* **Exercise description**: Copy all of the entries that follow, exactly.

Dataset items
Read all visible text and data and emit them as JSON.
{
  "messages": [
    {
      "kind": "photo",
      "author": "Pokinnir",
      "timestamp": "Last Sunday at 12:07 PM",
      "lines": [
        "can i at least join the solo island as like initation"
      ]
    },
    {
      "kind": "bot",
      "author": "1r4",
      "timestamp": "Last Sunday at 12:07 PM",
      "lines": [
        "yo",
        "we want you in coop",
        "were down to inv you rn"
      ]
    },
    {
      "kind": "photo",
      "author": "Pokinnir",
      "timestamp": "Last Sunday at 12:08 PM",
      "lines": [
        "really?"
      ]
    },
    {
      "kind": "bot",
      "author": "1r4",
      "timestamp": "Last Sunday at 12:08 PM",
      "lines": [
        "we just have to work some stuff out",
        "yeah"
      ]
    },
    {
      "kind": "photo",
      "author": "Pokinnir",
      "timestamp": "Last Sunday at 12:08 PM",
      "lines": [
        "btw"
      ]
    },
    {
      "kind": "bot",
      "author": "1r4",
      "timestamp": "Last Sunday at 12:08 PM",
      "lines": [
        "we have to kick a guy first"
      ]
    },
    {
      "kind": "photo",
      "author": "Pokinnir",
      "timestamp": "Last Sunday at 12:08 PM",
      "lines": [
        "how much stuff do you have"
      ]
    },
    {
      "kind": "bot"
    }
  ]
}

* **Answer space**:
Read all visible text and data and emit them as JSON.
{
  "messages": [
    {
      "kind": "photo",
      "author": "Pokinnir",
      "timestamp": "Last Sunday at 12:07 PM",
      "lines": [
        "can i at least join the solo island as like initation"
      ]
    },
    {
      "kind": "bot",
      "author": "1r4",
      "timestamp": "Last Sunday at 12:07 PM",
      "lines": [
        "yo",
        "we want you in coop",
        "were down to inv you rn"
      ]
    },
    {
      "kind": "photo",
      "author": "Pokinnir",
      "timestamp": "Last Sunday at 12:08 PM",
      "lines": [
        "really?"
      ]
    },
    {
      "kind": "bot",
      "author": "1r4",
      "timestamp": "Last Sunday at 12:08 PM",
      "lines": [
        "we just have to work some stuff out",
        "yeah"
      ]
    },
    {
      "kind": "photo",
      "author": "Pokinnir",
      "timestamp": "Last Sunday at 12:08 PM",
      "lines": [
        "btw"
      ]
    },
    {
      "kind": "bot",
      "author": "1r4",
      "timestamp": "Last Sunday at 12:08 PM",
      "lines": [
        "we have to kick a guy first"
      ]
    },
    {
      "kind": "photo",
      "author": "Pokinnir",
      "timestamp": "Last Sunday at 12:08 PM",
      "lines": [
        "how much stuff do you have"
      ]
    },
    {
      "kind": "bot"
    }
  ]
}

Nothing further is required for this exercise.